• [Exercise aim]: Please retype the data in full and exactly; the pictures are not part of the copy.

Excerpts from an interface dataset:
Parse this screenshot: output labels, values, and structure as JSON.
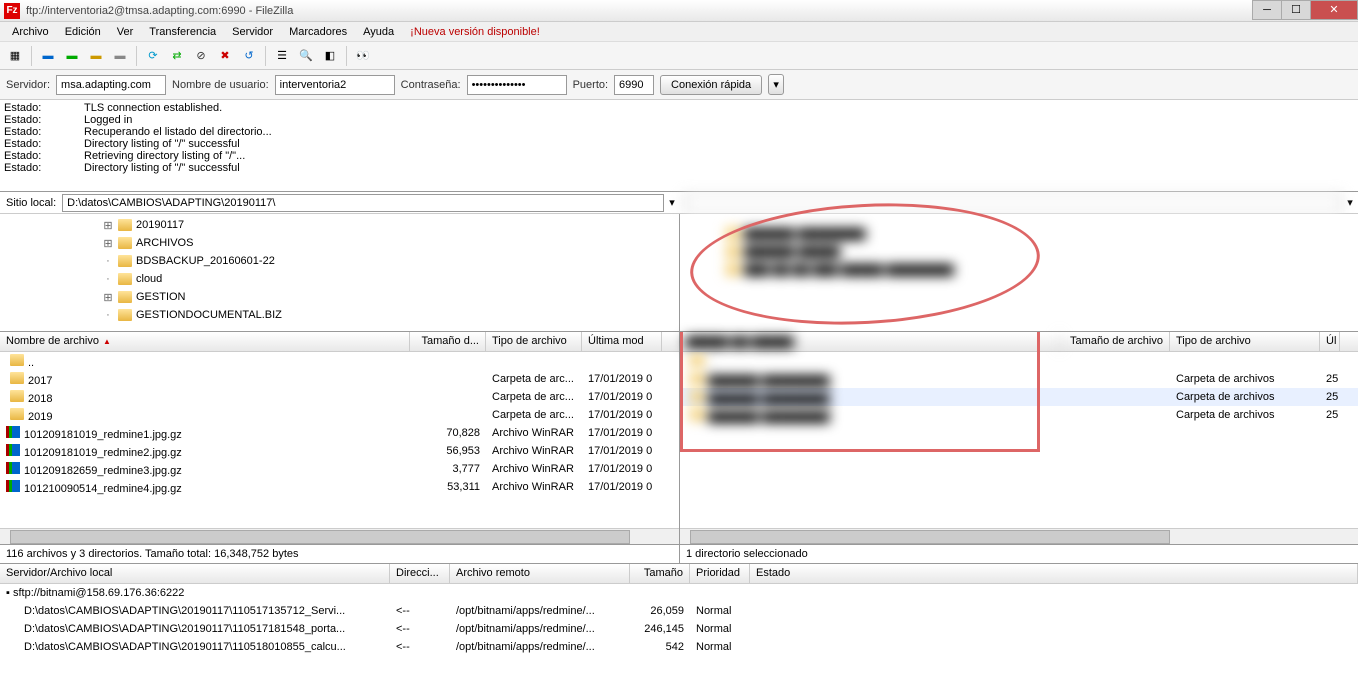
{
  "title": "ftp://interventoria2@tmsa.adapting.com:6990 - FileZilla",
  "menu": [
    "Archivo",
    "Edición",
    "Ver",
    "Transferencia",
    "Servidor",
    "Marcadores",
    "Ayuda"
  ],
  "update": "¡Nueva versión disponible!",
  "quickconnect": {
    "host_label": "Servidor:",
    "host": "msa.adapting.com",
    "user_label": "Nombre de usuario:",
    "user": "interventoria2",
    "pass_label": "Contraseña:",
    "pass": "••••••••••••••",
    "port_label": "Puerto:",
    "port": "6990",
    "button": "Conexión rápida"
  },
  "log": [
    {
      "label": "Estado:",
      "msg": "TLS connection established."
    },
    {
      "label": "Estado:",
      "msg": "Logged in"
    },
    {
      "label": "Estado:",
      "msg": "Recuperando el listado del directorio..."
    },
    {
      "label": "Estado:",
      "msg": "Directory listing of \"/\" successful"
    },
    {
      "label": "Estado:",
      "msg": "Retrieving directory listing of \"/\"..."
    },
    {
      "label": "Estado:",
      "msg": "Directory listing of \"/\" successful"
    }
  ],
  "local_path_label": "Sitio local:",
  "local_path": "D:\\datos\\CAMBIOS\\ADAPTING\\20190117\\",
  "local_tree": [
    {
      "exp": "+",
      "name": "20190117"
    },
    {
      "exp": "+",
      "name": "ARCHIVOS"
    },
    {
      "exp": "",
      "name": "BDSBACKUP_20160601-22"
    },
    {
      "exp": "",
      "name": "cloud"
    },
    {
      "exp": "+",
      "name": "GESTION"
    },
    {
      "exp": "",
      "name": "GESTIONDOCUMENTAL.BIZ"
    }
  ],
  "local_cols": {
    "name": "Nombre de archivo",
    "size": "Tamaño d...",
    "type": "Tipo de archivo",
    "mod": "Última mod"
  },
  "local_files": [
    {
      "icon": "folder",
      "name": "..",
      "size": "",
      "type": "",
      "mod": ""
    },
    {
      "icon": "folder",
      "name": "2017",
      "size": "",
      "type": "Carpeta de arc...",
      "mod": "17/01/2019 0"
    },
    {
      "icon": "folder",
      "name": "2018",
      "size": "",
      "type": "Carpeta de arc...",
      "mod": "17/01/2019 0"
    },
    {
      "icon": "folder",
      "name": "2019",
      "size": "",
      "type": "Carpeta de arc...",
      "mod": "17/01/2019 0"
    },
    {
      "icon": "gz",
      "name": "101209181019_redmine1.jpg.gz",
      "size": "70,828",
      "type": "Archivo WinRAR",
      "mod": "17/01/2019 0"
    },
    {
      "icon": "gz",
      "name": "101209181019_redmine2.jpg.gz",
      "size": "56,953",
      "type": "Archivo WinRAR",
      "mod": "17/01/2019 0"
    },
    {
      "icon": "gz",
      "name": "101209182659_redmine3.jpg.gz",
      "size": "3,777",
      "type": "Archivo WinRAR",
      "mod": "17/01/2019 0"
    },
    {
      "icon": "gz",
      "name": "101210090514_redmine4.jpg.gz",
      "size": "53,311",
      "type": "Archivo WinRAR",
      "mod": "17/01/2019 0"
    }
  ],
  "remote_cols": {
    "size": "Tamaño de archivo",
    "type": "Tipo de archivo",
    "mod": "Úl"
  },
  "remote_files": [
    {
      "type": "",
      "mod": "",
      "size": ""
    },
    {
      "type": "Carpeta de archivos",
      "mod": "25",
      "size": ""
    },
    {
      "type": "Carpeta de archivos",
      "mod": "25",
      "size": ""
    },
    {
      "type": "Carpeta de archivos",
      "mod": "25",
      "size": ""
    }
  ],
  "local_status": "116 archivos y 3 directorios. Tamaño total: 16,348,752 bytes",
  "remote_status": "1 directorio seleccionado",
  "queue_cols": {
    "local": "Servidor/Archivo local",
    "dir": "Direcci...",
    "remote": "Archivo remoto",
    "size": "Tamaño",
    "prio": "Prioridad",
    "state": "Estado"
  },
  "queue_server": "sftp://bitnami@158.69.176.36:6222",
  "queue": [
    {
      "local": "D:\\datos\\CAMBIOS\\ADAPTING\\20190117\\110517135712_Servi...",
      "dir": "<--",
      "remote": "/opt/bitnami/apps/redmine/...",
      "size": "26,059",
      "prio": "Normal"
    },
    {
      "local": "D:\\datos\\CAMBIOS\\ADAPTING\\20190117\\110517181548_porta...",
      "dir": "<--",
      "remote": "/opt/bitnami/apps/redmine/...",
      "size": "246,145",
      "prio": "Normal"
    },
    {
      "local": "D:\\datos\\CAMBIOS\\ADAPTING\\20190117\\110518010855_calcu...",
      "dir": "<--",
      "remote": "/opt/bitnami/apps/redmine/...",
      "size": "542",
      "prio": "Normal"
    }
  ]
}
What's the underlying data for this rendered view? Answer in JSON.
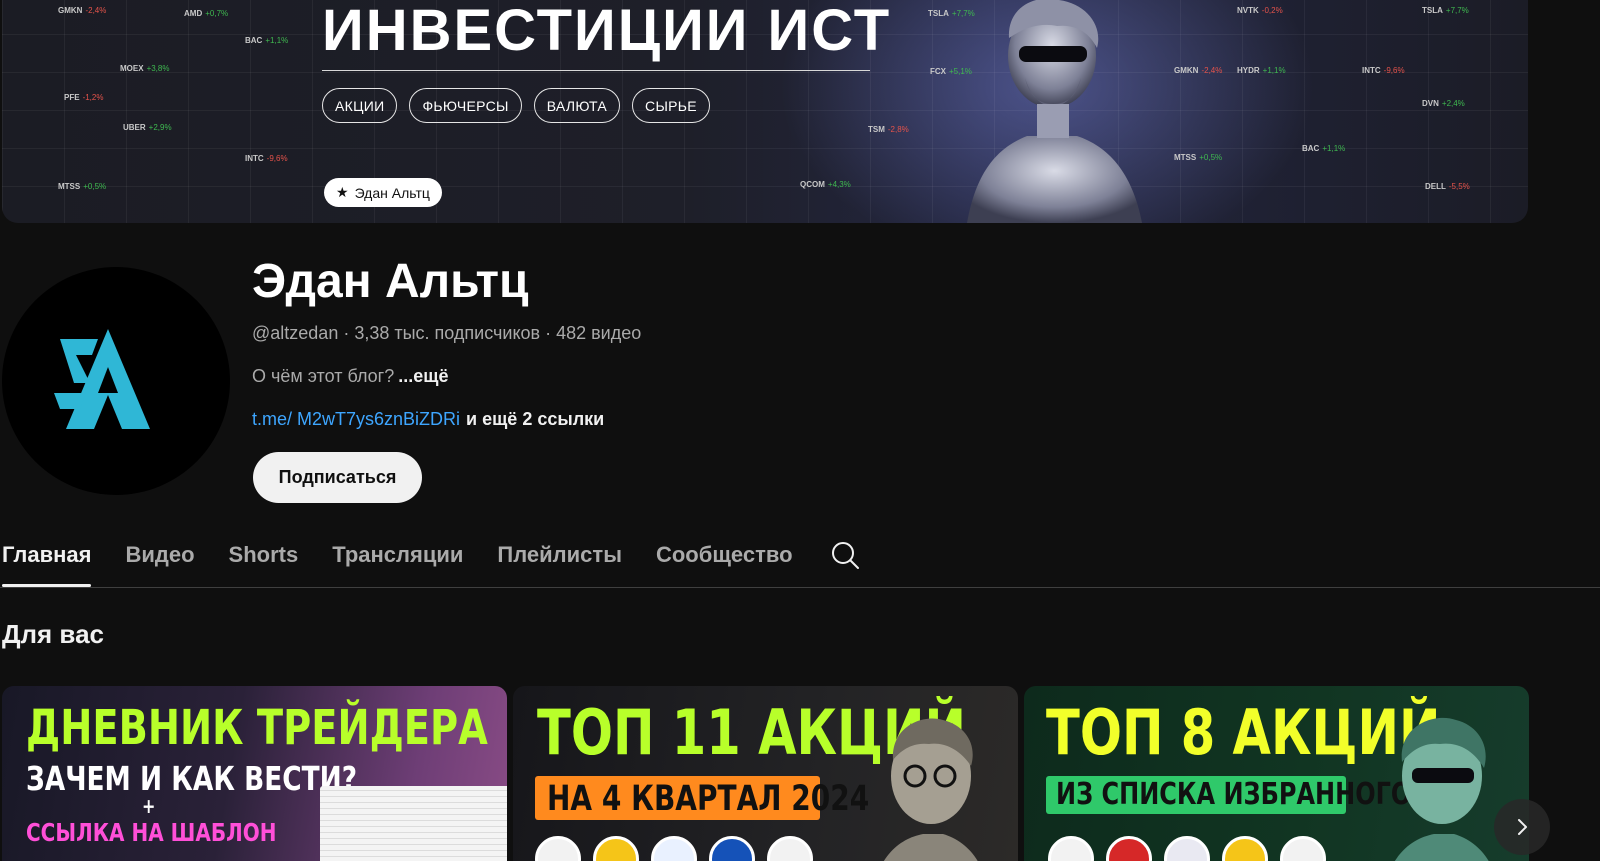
{
  "banner": {
    "title": "ИНВЕСТИЦИИ ИСТ",
    "chips": [
      "АКЦИИ",
      "ФЬЮЧЕРСЫ",
      "ВАЛЮТА",
      "СЫРЬЕ"
    ],
    "name_pill": "Эдан Альтц",
    "tickers": [
      {
        "sym": "GMKN",
        "pct": "-2,4%"
      },
      {
        "sym": "AMD",
        "pct": "+0,7%"
      },
      {
        "sym": "BAC",
        "pct": "+1,1%"
      },
      {
        "sym": "MOEX",
        "pct": "+3,8%"
      },
      {
        "sym": "PFE",
        "pct": "-1,2%"
      },
      {
        "sym": "UBER",
        "pct": "+2,9%"
      },
      {
        "sym": "INTC",
        "pct": "-9,6%"
      },
      {
        "sym": "MTSS",
        "pct": "+0,5%"
      },
      {
        "sym": "QCOM",
        "pct": "+4,3%"
      },
      {
        "sym": "TSLA",
        "pct": "+7,7%"
      },
      {
        "sym": "FCX",
        "pct": "+5,1%"
      },
      {
        "sym": "TSM",
        "pct": "-2,8%"
      },
      {
        "sym": "NVTK",
        "pct": "-0,2%"
      },
      {
        "sym": "GMKN",
        "pct": "-2,4%"
      },
      {
        "sym": "HYDR",
        "pct": "+1,1%"
      },
      {
        "sym": "MTSS",
        "pct": "+0,5%"
      },
      {
        "sym": "INTC",
        "pct": "-9,6%"
      },
      {
        "sym": "BAC",
        "pct": "+1,1%"
      },
      {
        "sym": "TSLA",
        "pct": "+7,7%"
      },
      {
        "sym": "DVN",
        "pct": "+2,4%"
      },
      {
        "sym": "DELL",
        "pct": "-5,5%"
      }
    ]
  },
  "channel": {
    "name": "Эдан Альтц",
    "meta": "@altzedan · 3,38 тыс. подписчиков · 482 видео",
    "about": "О чём этот блог?",
    "about_more": "...ещё",
    "link_url": "t.me/ M2wT7ys6znBiZDRi",
    "link_extra": "и ещё 2 ссылки",
    "subscribe_label": "Подписаться"
  },
  "tabs": [
    "Главная",
    "Видео",
    "Shorts",
    "Трансляции",
    "Плейлисты",
    "Сообщество"
  ],
  "section_title": "Для вас",
  "videos": [
    {
      "line1": "ДНЕВНИК ТРЕЙДЕРА",
      "line2": "ЗАЧЕМ И КАК ВЕСТИ?",
      "plus": "+",
      "line3": "ССЫЛКА НА ШАБЛОН"
    },
    {
      "line1": "ТОП 11 АКЦИЙ",
      "line2": "НА 4 КВАРТАЛ 2024"
    },
    {
      "line1": "ТОП 8 АКЦИЙ",
      "line2": "ИЗ СПИСКА ИЗБРАННОГО"
    }
  ],
  "colors": {
    "background": "#0f0f0f",
    "link": "#3ea6ff",
    "logo": "#2fb7d6"
  }
}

• [Exercise answer]:
Parse this screenshot: output labels, values, and structure as JSON.
{
  "title": "ftp://interventoria2@tmsa.adapting.com:6990 - FileZilla",
  "menu": [
    "Archivo",
    "Edición",
    "Ver",
    "Transferencia",
    "Servidor",
    "Marcadores",
    "Ayuda"
  ],
  "update": "¡Nueva versión disponible!",
  "quickconnect": {
    "host_label": "Servidor:",
    "host": "msa.adapting.com",
    "user_label": "Nombre de usuario:",
    "user": "interventoria2",
    "pass_label": "Contraseña:",
    "pass": "••••••••••••••",
    "port_label": "Puerto:",
    "port": "6990",
    "button": "Conexión rápida"
  },
  "log": [
    {
      "label": "Estado:",
      "msg": "TLS connection established."
    },
    {
      "label": "Estado:",
      "msg": "Logged in"
    },
    {
      "label": "Estado:",
      "msg": "Recuperando el listado del directorio..."
    },
    {
      "label": "Estado:",
      "msg": "Directory listing of \"/\" successful"
    },
    {
      "label": "Estado:",
      "msg": "Retrieving directory listing of \"/\"..."
    },
    {
      "label": "Estado:",
      "msg": "Directory listing of \"/\" successful"
    }
  ],
  "local_path_label": "Sitio local:",
  "local_path": "D:\\datos\\CAMBIOS\\ADAPTING\\20190117\\",
  "local_tree": [
    {
      "exp": "+",
      "name": "20190117"
    },
    {
      "exp": "+",
      "name": "ARCHIVOS"
    },
    {
      "exp": "",
      "name": "BDSBACKUP_20160601-22"
    },
    {
      "exp": "",
      "name": "cloud"
    },
    {
      "exp": "+",
      "name": "GESTION"
    },
    {
      "exp": "",
      "name": "GESTIONDOCUMENTAL.BIZ"
    }
  ],
  "local_cols": {
    "name": "Nombre de archivo",
    "size": "Tamaño d...",
    "type": "Tipo de archivo",
    "mod": "Última mod"
  },
  "local_files": [
    {
      "icon": "folder",
      "name": "..",
      "size": "",
      "type": "",
      "mod": ""
    },
    {
      "icon": "folder",
      "name": "2017",
      "size": "",
      "type": "Carpeta de arc...",
      "mod": "17/01/2019 0"
    },
    {
      "icon": "folder",
      "name": "2018",
      "size": "",
      "type": "Carpeta de arc...",
      "mod": "17/01/2019 0"
    },
    {
      "icon": "folder",
      "name": "2019",
      "size": "",
      "type": "Carpeta de arc...",
      "mod": "17/01/2019 0"
    },
    {
      "icon": "gz",
      "name": "101209181019_redmine1.jpg.gz",
      "size": "70,828",
      "type": "Archivo WinRAR",
      "mod": "17/01/2019 0"
    },
    {
      "icon": "gz",
      "name": "101209181019_redmine2.jpg.gz",
      "size": "56,953",
      "type": "Archivo WinRAR",
      "mod": "17/01/2019 0"
    },
    {
      "icon": "gz",
      "name": "101209182659_redmine3.jpg.gz",
      "size": "3,777",
      "type": "Archivo WinRAR",
      "mod": "17/01/2019 0"
    },
    {
      "icon": "gz",
      "name": "101210090514_redmine4.jpg.gz",
      "size": "53,311",
      "type": "Archivo WinRAR",
      "mod": "17/01/2019 0"
    }
  ],
  "remote_cols": {
    "size": "Tamaño de archivo",
    "type": "Tipo de archivo",
    "mod": "Úl"
  },
  "remote_files": [
    {
      "type": "",
      "mod": "",
      "size": ""
    },
    {
      "type": "Carpeta de archivos",
      "mod": "25",
      "size": ""
    },
    {
      "type": "Carpeta de archivos",
      "mod": "25",
      "size": ""
    },
    {
      "type": "Carpeta de archivos",
      "mod": "25",
      "size": ""
    }
  ],
  "local_status": "116 archivos y 3 directorios. Tamaño total: 16,348,752 bytes",
  "remote_status": "1 directorio seleccionado",
  "queue_cols": {
    "local": "Servidor/Archivo local",
    "dir": "Direcci...",
    "remote": "Archivo remoto",
    "size": "Tamaño",
    "prio": "Prioridad",
    "state": "Estado"
  },
  "queue_server": "sftp://bitnami@158.69.176.36:6222",
  "queue": [
    {
      "local": "D:\\datos\\CAMBIOS\\ADAPTING\\20190117\\110517135712_Servi...",
      "dir": "<--",
      "remote": "/opt/bitnami/apps/redmine/...",
      "size": "26,059",
      "prio": "Normal"
    },
    {
      "local": "D:\\datos\\CAMBIOS\\ADAPTING\\20190117\\110517181548_porta...",
      "dir": "<--",
      "remote": "/opt/bitnami/apps/redmine/...",
      "size": "246,145",
      "prio": "Normal"
    },
    {
      "local": "D:\\datos\\CAMBIOS\\ADAPTING\\20190117\\110518010855_calcu...",
      "dir": "<--",
      "remote": "/opt/bitnami/apps/redmine/...",
      "size": "542",
      "prio": "Normal"
    }
  ]
}
What's the underlying data for this rendered view? Answer in JSON.
{
  "banner": {
    "title": "ИНВЕСТИЦИИ ИСТ",
    "chips": [
      "АКЦИИ",
      "ФЬЮЧЕРСЫ",
      "ВАЛЮТА",
      "СЫРЬЕ"
    ],
    "name_pill": "Эдан Альтц",
    "tickers": [
      {
        "sym": "GMKN",
        "pct": "-2,4%"
      },
      {
        "sym": "AMD",
        "pct": "+0,7%"
      },
      {
        "sym": "BAC",
        "pct": "+1,1%"
      },
      {
        "sym": "MOEX",
        "pct": "+3,8%"
      },
      {
        "sym": "PFE",
        "pct": "-1,2%"
      },
      {
        "sym": "UBER",
        "pct": "+2,9%"
      },
      {
        "sym": "INTC",
        "pct": "-9,6%"
      },
      {
        "sym": "MTSS",
        "pct": "+0,5%"
      },
      {
        "sym": "QCOM",
        "pct": "+4,3%"
      },
      {
        "sym": "TSLA",
        "pct": "+7,7%"
      },
      {
        "sym": "FCX",
        "pct": "+5,1%"
      },
      {
        "sym": "TSM",
        "pct": "-2,8%"
      },
      {
        "sym": "NVTK",
        "pct": "-0,2%"
      },
      {
        "sym": "GMKN",
        "pct": "-2,4%"
      },
      {
        "sym": "HYDR",
        "pct": "+1,1%"
      },
      {
        "sym": "MTSS",
        "pct": "+0,5%"
      },
      {
        "sym": "INTC",
        "pct": "-9,6%"
      },
      {
        "sym": "BAC",
        "pct": "+1,1%"
      },
      {
        "sym": "TSLA",
        "pct": "+7,7%"
      },
      {
        "sym": "DVN",
        "pct": "+2,4%"
      },
      {
        "sym": "DELL",
        "pct": "-5,5%"
      }
    ]
  },
  "channel": {
    "name": "Эдан Альтц",
    "meta": "@altzedan · 3,38 тыс. подписчиков · 482 видео",
    "about": "О чём этот блог?",
    "about_more": "...ещё",
    "link_url": "t.me/ M2wT7ys6znBiZDRi",
    "link_extra": "и ещё 2 ссылки",
    "subscribe_label": "Подписаться"
  },
  "tabs": [
    "Главная",
    "Видео",
    "Shorts",
    "Трансляции",
    "Плейлисты",
    "Сообщество"
  ],
  "section_title": "Для вас",
  "videos": [
    {
      "line1": "ДНЕВНИК ТРЕЙДЕРА",
      "line2": "ЗАЧЕМ И КАК ВЕСТИ?",
      "plus": "+",
      "line3": "ССЫЛКА НА ШАБЛОН"
    },
    {
      "line1": "ТОП 11 АКЦИЙ",
      "line2": "НА 4 КВАРТАЛ 2024"
    },
    {
      "line1": "ТОП 8 АКЦИЙ",
      "line2": "ИЗ СПИСКА ИЗБРАННОГО"
    }
  ],
  "colors": {
    "background": "#0f0f0f",
    "link": "#3ea6ff",
    "logo": "#2fb7d6"
  }
}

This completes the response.